> **App and web page records**:
::::::::
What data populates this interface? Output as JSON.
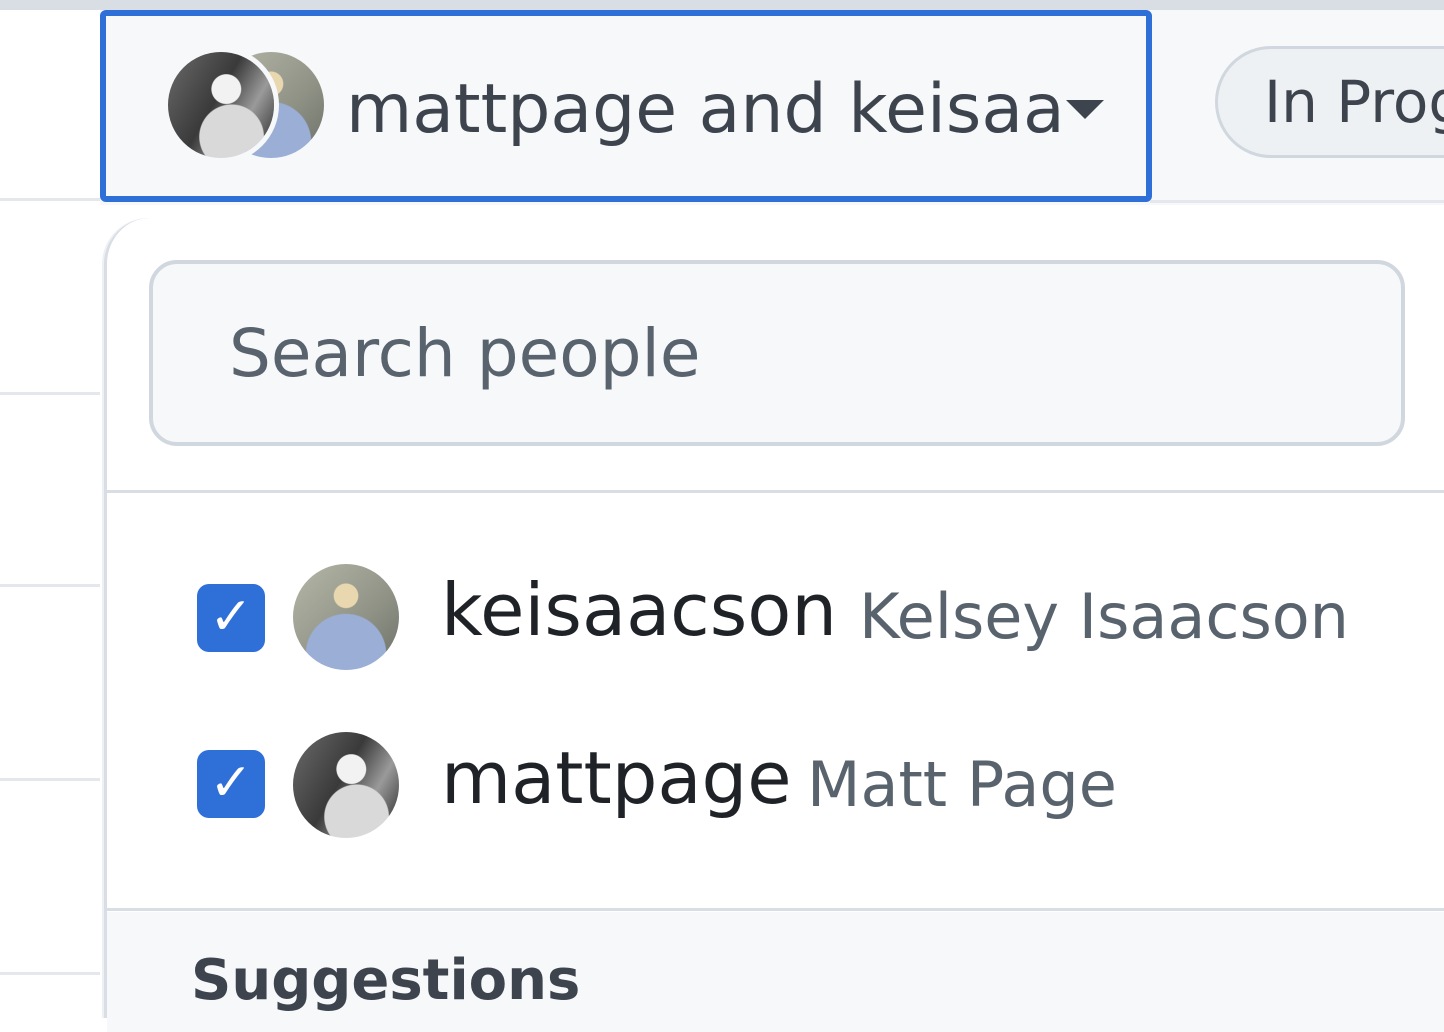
{
  "header": {
    "assignee_trigger_label": "mattpage and keisaa",
    "status_pill_label": "In Prog"
  },
  "dropdown": {
    "search": {
      "placeholder": "Search people",
      "value": ""
    },
    "selected_users": [
      {
        "username": "keisaacson",
        "full_name": "Kelsey Isaacson",
        "checked": true
      },
      {
        "username": "mattpage",
        "full_name": "Matt Page",
        "checked": true
      }
    ],
    "checkbox_glyph": "✓",
    "suggestions_heading": "Suggestions"
  },
  "colors": {
    "accent": "#2f6fd8",
    "text_primary": "#1f2328",
    "text_secondary": "#59636e",
    "border": "#d0d7de",
    "canvas_subtle": "#f6f8fa"
  },
  "icons": {
    "caret": "triangle-down-icon",
    "checkbox": "checkmark-icon"
  }
}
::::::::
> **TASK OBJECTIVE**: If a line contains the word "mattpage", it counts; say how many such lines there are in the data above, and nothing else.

> **FINISHED TASK**: 2